RS: When I was in the process of changing jobs, I knew that I wanted to retain my role as an Executive Assistant. However, after checking what was available in the market, I also knew that the role would require such a high level of Japanese. I was born and raised in Hong Kong, which means my primary languages are Cantonese, Mandarin, and English. Although I studied Japanese and am fluent in the language, a job applicant’s language proficiency cannot easily be relayed by a resume.
Understandably, this is perhaps why some companies would prefer to entertain native Japanese speakers for an Executive Assistant role. I was fortunate that Ms. Setsuko, my recruitment consultant, was able to assess my language ability and in turn, helped convince my current company to interview a non-native speaker for the position. I think it was really helpful to have a recruiter attest and back up my language proficiency. This often-overlooked part is important, especially for foreigners who want to get a job in Japan. For me, it played a key role in landing an Executive Assistant job in Japan in the consumer and retail industry.
-- Were there other challenges considering that you had changed jobs in 2020 when the global pandemic hit?
RS: When I was applying for jobs, I feared that there might not be many openings in the market and that the process would probably take longer than usual. However, I was so surprised that the entire process took only a month – it was a whole lot shorter than I had expected.
I was lucky that I also only had one face-to-face interview, which I can imagine may have been several rounds if the global health climate had been different. Personally, I felt that given the role that I was applying for, that face-to-face meeting is very important. It's where you, as a job seeker, can really get a chance to assess and evaluate the company you will be working for, but most especially the person I will be directly working for.

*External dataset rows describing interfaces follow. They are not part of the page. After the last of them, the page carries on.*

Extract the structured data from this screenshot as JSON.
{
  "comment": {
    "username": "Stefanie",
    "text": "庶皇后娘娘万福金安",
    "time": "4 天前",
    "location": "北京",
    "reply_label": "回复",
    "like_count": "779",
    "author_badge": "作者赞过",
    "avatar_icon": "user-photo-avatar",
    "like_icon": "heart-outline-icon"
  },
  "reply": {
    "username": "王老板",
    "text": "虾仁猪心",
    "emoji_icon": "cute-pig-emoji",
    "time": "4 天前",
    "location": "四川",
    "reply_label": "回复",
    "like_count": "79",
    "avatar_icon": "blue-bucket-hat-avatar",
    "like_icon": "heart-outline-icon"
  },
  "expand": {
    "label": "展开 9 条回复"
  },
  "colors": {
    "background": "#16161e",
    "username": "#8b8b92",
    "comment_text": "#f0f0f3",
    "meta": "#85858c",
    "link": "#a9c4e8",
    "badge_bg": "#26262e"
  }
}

Setsuko: Having only one face-to-face interview may be a benefit or a disadvantage. Since you only have one chance to impress the hiring manager, the way you prepared for the interview may very well be the reason why you either get the job offer or not. During critical moments like these when you only have one shot, it’s important to really understand the company: their products/services, their mission, vision, values, and future outlook. RS did exactly that, which thoroughly impressed me, the company – and it got her the job!
-- What’s your advice to foreigners in Japan who are currently trying to change jobs?
RS: If you’re a foreigner in Japan and are trying to get a job, it’s important to fully understand yourself, what's important to you, and what you're really looking for in a new role. Only when you have fully understood your priorities, skills, values, and capabilities will you be able to piece together how you can add value to the company you’re applying for.
Opportunities are out there so stay positive – when you do find that next exciting job or when it is presented to you, take the entire process seriously. Do your research about the company and prepare as best as you can for the interview.
If you get the chance to work with a recruiter, I would highly recommend it. I’m sure they will be an asset to you in the same way Ms. Setsuko has helped me go through the whole job change process. They will mediate between you and the company so if you need anything at all or if anything is unclear, they will step in to ensure that you are properly represented and that you get all the necessary advice that will help you before, during, or after the interview. This advice may be that one thing that would have gotten you the job had you known about it.